[Component data from apps and pages]
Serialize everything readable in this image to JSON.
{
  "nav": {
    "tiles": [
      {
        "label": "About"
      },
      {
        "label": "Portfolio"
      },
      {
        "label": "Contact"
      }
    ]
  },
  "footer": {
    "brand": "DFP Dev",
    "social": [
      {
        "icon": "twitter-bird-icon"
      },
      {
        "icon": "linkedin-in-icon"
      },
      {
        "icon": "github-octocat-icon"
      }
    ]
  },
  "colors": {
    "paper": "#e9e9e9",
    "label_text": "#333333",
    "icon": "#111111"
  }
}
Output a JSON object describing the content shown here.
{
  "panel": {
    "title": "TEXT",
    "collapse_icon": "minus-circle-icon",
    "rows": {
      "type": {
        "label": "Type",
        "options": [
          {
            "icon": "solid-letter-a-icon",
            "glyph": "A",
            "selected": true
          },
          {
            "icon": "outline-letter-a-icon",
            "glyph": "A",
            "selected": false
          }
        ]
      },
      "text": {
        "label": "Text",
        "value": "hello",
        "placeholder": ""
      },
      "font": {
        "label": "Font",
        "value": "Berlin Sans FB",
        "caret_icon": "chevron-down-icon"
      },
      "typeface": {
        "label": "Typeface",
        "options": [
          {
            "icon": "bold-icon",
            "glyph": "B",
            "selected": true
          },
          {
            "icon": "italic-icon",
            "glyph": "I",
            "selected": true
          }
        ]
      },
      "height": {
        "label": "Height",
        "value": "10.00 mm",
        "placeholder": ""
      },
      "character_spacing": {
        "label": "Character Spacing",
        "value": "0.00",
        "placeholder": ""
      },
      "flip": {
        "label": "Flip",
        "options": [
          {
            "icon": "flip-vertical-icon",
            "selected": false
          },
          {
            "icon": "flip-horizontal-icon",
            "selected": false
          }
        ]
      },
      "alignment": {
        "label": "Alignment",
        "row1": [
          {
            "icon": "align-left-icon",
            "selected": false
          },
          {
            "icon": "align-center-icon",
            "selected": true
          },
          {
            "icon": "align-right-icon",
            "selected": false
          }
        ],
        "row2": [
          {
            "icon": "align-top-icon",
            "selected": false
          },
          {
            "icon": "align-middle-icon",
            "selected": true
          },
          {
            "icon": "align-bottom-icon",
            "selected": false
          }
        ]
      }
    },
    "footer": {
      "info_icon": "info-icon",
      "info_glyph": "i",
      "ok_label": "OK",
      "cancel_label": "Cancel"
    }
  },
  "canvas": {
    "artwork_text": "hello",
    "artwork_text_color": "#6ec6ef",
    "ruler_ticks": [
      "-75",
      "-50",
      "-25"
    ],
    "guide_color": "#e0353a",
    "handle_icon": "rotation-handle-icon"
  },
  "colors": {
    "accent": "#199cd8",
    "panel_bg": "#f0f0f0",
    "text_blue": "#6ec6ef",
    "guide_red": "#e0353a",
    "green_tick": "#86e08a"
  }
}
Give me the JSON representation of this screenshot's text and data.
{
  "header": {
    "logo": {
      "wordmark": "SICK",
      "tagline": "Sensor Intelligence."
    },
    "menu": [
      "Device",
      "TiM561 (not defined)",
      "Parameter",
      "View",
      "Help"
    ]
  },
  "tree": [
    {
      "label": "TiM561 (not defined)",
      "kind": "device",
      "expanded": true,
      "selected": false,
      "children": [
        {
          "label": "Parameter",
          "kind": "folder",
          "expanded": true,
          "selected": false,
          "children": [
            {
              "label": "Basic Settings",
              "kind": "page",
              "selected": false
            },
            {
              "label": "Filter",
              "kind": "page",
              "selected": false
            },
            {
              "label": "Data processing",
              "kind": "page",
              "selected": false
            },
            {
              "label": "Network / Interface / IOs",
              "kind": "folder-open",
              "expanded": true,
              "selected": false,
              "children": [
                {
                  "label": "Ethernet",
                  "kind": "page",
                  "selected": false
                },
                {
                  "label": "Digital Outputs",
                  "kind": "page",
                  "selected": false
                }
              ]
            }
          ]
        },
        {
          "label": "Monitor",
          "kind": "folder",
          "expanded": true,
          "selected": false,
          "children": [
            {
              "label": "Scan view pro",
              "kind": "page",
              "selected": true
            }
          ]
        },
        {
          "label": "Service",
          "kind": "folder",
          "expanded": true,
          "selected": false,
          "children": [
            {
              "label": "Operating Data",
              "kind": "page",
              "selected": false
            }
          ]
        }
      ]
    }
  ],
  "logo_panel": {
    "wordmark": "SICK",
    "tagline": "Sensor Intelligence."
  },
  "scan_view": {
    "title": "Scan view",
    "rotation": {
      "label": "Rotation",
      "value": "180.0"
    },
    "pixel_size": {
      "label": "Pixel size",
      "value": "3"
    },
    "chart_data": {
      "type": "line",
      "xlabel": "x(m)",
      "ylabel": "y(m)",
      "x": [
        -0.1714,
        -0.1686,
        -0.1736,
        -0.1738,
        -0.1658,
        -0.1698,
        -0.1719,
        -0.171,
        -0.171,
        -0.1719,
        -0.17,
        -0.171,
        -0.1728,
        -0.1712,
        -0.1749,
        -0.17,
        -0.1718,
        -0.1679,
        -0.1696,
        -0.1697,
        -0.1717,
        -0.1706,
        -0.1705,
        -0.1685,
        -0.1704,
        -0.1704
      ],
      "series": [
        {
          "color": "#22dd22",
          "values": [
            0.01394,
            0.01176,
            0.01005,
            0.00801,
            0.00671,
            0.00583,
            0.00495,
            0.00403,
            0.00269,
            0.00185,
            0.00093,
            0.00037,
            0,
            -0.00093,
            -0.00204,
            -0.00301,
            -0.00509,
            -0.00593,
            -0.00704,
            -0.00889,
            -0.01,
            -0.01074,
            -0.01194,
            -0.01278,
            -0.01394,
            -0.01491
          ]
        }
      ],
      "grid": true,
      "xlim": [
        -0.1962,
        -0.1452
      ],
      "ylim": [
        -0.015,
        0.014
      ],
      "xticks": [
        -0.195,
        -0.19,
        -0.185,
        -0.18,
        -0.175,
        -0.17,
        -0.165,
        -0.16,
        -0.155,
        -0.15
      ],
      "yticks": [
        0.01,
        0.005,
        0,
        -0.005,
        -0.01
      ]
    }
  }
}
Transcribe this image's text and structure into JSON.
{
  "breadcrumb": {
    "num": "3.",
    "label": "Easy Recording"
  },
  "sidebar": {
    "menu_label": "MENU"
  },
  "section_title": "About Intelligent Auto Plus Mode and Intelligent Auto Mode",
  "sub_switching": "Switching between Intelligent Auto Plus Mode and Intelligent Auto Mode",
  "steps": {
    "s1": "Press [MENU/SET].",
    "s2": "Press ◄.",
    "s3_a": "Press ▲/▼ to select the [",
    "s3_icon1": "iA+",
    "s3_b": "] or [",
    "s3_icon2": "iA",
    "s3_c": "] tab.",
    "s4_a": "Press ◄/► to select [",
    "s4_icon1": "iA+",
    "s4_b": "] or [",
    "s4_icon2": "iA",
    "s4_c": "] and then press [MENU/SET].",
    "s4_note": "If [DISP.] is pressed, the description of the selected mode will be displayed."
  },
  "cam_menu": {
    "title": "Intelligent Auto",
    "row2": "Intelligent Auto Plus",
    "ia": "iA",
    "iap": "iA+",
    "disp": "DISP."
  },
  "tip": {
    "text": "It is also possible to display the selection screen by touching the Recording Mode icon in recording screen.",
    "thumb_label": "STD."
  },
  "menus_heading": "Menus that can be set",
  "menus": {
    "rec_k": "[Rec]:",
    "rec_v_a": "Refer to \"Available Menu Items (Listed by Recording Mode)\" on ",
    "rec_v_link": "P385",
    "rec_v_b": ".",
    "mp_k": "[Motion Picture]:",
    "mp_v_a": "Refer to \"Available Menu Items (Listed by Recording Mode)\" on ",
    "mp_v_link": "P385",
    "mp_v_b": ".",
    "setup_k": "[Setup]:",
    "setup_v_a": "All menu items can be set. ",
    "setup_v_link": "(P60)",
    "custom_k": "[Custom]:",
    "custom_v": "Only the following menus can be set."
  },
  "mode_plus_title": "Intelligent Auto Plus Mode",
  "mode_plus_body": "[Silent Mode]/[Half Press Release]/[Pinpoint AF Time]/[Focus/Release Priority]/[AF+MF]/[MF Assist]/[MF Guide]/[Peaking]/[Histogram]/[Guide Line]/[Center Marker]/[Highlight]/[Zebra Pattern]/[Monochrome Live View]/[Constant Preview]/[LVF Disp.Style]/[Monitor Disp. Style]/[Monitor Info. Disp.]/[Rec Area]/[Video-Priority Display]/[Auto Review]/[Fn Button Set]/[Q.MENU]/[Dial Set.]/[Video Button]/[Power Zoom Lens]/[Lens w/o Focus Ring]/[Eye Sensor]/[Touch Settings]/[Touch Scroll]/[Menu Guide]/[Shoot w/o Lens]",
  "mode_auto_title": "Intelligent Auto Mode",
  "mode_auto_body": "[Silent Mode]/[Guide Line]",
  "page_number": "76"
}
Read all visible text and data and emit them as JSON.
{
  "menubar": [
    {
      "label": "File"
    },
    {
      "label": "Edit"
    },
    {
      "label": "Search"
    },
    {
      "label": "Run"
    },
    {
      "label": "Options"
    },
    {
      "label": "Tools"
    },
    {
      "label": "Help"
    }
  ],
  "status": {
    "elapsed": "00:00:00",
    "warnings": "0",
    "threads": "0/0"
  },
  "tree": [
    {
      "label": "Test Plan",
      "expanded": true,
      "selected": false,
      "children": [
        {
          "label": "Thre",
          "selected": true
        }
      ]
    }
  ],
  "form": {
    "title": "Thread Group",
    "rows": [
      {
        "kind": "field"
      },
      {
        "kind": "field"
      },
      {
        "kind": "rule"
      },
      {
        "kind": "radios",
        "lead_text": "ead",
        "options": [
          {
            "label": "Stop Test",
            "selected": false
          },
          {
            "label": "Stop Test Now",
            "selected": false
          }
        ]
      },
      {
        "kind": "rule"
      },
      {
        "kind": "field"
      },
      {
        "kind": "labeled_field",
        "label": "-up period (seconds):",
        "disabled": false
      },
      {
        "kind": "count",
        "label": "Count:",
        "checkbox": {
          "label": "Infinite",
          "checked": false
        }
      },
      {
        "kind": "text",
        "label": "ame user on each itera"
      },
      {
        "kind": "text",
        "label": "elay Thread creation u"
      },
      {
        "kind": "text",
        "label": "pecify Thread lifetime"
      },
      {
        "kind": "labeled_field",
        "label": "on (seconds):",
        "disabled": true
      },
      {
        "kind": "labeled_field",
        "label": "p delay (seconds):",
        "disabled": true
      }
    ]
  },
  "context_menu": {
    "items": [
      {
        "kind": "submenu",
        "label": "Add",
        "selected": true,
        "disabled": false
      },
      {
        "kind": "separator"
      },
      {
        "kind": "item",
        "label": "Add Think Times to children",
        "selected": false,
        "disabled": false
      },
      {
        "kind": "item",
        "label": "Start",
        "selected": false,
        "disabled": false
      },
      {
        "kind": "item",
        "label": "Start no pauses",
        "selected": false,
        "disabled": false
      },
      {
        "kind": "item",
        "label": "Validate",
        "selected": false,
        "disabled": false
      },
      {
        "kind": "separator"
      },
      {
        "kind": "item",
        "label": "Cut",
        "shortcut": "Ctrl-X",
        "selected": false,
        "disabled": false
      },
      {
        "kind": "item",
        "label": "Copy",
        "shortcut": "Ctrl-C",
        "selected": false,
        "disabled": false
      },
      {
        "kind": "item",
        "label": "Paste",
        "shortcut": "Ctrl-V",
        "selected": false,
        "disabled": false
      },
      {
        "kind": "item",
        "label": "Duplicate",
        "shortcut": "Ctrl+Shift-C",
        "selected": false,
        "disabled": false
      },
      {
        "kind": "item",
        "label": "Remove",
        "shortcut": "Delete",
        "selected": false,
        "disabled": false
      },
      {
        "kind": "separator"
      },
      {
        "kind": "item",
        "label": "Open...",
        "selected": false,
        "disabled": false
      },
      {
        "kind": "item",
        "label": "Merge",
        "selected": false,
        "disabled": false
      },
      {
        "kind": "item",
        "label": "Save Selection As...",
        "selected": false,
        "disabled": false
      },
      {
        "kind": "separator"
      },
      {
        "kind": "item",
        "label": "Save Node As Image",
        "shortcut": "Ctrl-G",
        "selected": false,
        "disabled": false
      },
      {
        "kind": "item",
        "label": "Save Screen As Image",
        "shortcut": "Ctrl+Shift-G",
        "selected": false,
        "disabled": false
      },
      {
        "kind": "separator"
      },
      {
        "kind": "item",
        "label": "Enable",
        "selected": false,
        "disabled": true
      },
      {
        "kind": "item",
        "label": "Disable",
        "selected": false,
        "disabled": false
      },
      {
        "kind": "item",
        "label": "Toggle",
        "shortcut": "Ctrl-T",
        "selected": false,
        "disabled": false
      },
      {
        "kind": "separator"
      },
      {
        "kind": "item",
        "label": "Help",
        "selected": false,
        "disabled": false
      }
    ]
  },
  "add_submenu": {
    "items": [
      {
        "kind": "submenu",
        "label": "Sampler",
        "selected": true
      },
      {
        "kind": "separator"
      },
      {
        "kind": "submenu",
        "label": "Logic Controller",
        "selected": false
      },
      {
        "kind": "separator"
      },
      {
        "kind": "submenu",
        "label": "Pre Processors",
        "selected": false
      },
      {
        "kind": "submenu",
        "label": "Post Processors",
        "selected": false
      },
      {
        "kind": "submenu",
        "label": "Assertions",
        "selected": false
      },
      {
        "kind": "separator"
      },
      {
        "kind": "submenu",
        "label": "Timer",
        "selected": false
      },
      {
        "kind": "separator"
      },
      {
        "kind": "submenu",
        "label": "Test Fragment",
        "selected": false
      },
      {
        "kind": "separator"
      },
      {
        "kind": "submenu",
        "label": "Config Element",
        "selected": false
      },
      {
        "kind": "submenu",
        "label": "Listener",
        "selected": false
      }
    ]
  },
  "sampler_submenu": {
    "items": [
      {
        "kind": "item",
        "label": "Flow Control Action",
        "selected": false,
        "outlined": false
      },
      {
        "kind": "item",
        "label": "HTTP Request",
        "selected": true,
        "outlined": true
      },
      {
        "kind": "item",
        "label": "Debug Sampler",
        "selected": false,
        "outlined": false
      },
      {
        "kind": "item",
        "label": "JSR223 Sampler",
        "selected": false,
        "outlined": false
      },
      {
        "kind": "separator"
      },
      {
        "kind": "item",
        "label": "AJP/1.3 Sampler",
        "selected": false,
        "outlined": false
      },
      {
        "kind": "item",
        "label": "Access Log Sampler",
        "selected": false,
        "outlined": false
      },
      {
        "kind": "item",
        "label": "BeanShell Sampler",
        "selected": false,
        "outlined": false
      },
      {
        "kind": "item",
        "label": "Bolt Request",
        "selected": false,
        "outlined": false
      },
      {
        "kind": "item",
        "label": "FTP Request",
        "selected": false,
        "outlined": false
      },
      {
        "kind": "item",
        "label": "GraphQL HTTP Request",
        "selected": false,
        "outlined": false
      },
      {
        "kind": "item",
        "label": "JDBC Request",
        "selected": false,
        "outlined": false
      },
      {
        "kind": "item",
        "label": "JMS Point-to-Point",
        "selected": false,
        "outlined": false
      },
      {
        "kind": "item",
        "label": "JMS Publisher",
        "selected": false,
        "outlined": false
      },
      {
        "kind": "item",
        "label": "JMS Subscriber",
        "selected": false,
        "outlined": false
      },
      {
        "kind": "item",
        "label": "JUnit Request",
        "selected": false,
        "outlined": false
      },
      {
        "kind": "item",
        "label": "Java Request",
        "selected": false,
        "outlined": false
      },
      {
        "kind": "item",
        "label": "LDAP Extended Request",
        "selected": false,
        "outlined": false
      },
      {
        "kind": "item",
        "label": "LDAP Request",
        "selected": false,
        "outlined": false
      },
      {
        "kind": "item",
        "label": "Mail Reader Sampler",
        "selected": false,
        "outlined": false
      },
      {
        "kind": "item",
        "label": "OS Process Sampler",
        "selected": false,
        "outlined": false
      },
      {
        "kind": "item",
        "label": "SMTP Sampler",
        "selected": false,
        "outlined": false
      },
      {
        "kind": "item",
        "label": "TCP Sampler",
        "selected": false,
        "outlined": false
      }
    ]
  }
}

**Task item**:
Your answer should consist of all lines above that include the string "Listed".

**Solved exercise**:
    "rec_v_a": "Refer to \"Available Menu Items (Listed by Recording Mode)\" on ",
    "mp_v_a": "Refer to \"Available Menu Items (Listed by Recording Mode)\" on ",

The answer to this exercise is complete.